(Exercise description)
The records sit below. Return every line in them that holds the word "image".

(Records for processing)
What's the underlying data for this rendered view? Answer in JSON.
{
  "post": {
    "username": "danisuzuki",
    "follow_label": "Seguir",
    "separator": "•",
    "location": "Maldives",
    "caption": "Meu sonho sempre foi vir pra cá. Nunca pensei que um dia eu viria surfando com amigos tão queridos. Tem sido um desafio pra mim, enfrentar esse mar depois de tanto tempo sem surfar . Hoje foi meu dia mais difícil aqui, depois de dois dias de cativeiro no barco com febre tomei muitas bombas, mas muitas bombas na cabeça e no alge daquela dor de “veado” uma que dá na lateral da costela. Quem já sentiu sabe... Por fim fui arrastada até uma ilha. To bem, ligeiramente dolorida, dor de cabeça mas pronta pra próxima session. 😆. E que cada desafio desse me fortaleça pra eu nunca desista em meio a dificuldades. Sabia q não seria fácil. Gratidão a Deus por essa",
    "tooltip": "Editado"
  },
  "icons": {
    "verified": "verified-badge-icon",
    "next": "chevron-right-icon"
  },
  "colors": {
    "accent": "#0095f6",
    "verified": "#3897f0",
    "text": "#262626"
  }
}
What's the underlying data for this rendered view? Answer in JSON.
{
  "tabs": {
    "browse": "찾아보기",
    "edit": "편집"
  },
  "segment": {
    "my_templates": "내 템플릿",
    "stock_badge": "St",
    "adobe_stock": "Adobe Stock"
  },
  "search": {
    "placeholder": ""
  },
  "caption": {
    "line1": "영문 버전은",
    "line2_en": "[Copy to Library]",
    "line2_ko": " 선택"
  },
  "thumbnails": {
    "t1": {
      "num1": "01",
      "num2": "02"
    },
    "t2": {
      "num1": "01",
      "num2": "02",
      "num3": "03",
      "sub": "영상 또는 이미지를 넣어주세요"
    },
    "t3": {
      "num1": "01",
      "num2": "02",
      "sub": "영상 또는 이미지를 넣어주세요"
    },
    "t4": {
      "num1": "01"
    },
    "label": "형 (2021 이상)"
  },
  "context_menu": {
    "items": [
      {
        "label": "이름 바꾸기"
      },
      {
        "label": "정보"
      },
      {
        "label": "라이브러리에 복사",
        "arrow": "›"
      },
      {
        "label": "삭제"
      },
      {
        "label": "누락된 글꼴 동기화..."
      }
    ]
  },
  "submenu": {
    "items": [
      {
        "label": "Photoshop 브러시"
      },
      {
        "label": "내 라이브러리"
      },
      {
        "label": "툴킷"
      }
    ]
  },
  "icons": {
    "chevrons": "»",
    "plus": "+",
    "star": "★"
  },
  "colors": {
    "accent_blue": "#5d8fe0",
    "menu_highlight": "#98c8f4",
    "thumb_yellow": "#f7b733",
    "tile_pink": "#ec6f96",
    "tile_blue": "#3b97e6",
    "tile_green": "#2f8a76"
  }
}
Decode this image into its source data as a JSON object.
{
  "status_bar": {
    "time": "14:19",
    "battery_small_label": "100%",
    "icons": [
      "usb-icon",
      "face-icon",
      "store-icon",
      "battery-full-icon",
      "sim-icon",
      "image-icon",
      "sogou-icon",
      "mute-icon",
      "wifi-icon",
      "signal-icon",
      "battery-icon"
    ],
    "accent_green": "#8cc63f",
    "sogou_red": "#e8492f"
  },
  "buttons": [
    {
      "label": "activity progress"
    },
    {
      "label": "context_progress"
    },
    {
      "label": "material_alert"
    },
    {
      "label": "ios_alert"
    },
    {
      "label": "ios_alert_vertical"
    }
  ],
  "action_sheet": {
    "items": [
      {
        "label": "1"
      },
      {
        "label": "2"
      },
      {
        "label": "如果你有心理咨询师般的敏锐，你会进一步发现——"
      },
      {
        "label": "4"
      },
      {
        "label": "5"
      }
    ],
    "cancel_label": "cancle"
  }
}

(Solution to this exercise)
Decode this image into its source data as a JSON object.
      "image-icon",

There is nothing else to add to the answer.